During the 1950’s and 60’s Talbott also worked extensively in television. Some of her many television credits include appearances in shows and television movies such as “Adventures of Wild Bill Hickok” (1951), “Hopalong Cassidy” (1953), “TV Reader’s Digest” episode ‘America’s First Great Lady’ as Pocahontas (1955), “Fireside Theatre” (four episodes in 1953 and 54), “Adventures of Superman” (1956), “Zane Grey Theater” (1956), three episodes in “The Restless Gun” (1958), “Zorro” (four episodes in 1959), “Wanted: Dead or Alive” (three episodes 1958-1960), “Rawhide” (three episodes 1959-1961), “The Untouchables” (1962), “Laramie” (four episodes 1960-1963), “Gunsmoke” (three episodes 1955-1963), “Lassie” (1965), and Perry Mason (four episodes 1961-1966).
Gloria Talbott was married four times. Her first marriage was to KUSC broadcaster Gene Stanley Parrish on February 19, 1949. They divorced in 1953. Her second marriage was to Sandy Sanders in June 1956. They divorced nine years later in 1965. Her third marriage was to Dr. Steven J. Capabianco in January 1967. They divorced in 1969 after only two years of marriage. Talbott’s fourth and last marriage was to Patrick Mullally on April 27, 1970. The couple remained married until her death in September of 2000.
Talbott had a son, Mark, by her first husband Gene Parrish and a daughter, Mea, with Dr. Steven J. Capabianco, her third husband. Her daughter Mea won three gold medals in local ice skating competitions while she grew up is now an aspiring actress. Mae would rename herself Mea M. Mullally, taking the last name of man who raised her, Talbott’s fourth husband Patrick Mullally.
Gloria Talbott died from kidney failure September 19, 2000 (aged 69) in Glendale, California. She is interred in the Mausoleum at San Fernando Mission Cemetery in Mission Hills, Los Angeles County, California.

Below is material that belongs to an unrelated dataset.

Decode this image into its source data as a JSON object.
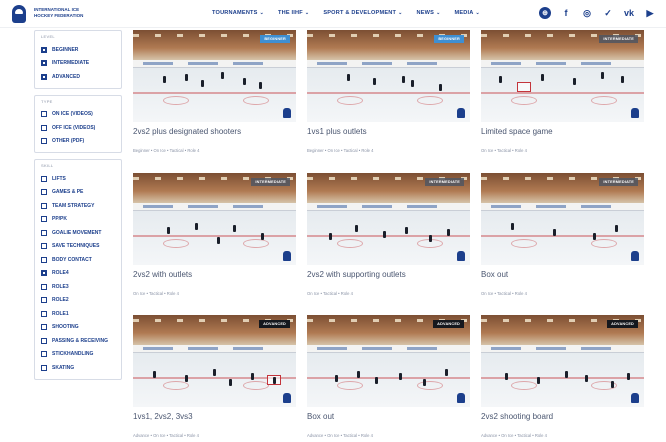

When asked by gossip columnist Earl Wilson if she had ever been mistaken for a man on the phone (due to her deep husky voice), Tallulah Bankhead replied, “No, have you?”
“I read Shakespeare and the Bible, and I can shoot dice. That’s what I call a liberal education.” ~ Tallulah Bankhead
“The only thing I regret about my past is the length of it. If I had to live my life again, I’d make the same mistakes, only sooner.” ~ Tallulah Bankhead
“It’s the good girls who keep diaries, the bad girls never have the time.” ~ Tallulah Bankhead
“My father warned me about men and booze, but he never mentioned a word about women and cocaine.” ~ Tallulah Bankhead
“I’m the foe of moderation, the champion of excess. If I may lift a line from a die-hard whose identity is lost in the shuffle, I’d rather be strongly wrong than weakly right.” ~ Tallulah Bankhead
“Say anything about me, dahling, as long as it isn’t boring.” ~ Tallulah Bankhead
“Nobody can be exactly like me. Even I have trouble doing it.” ~ Tallulah Bankhead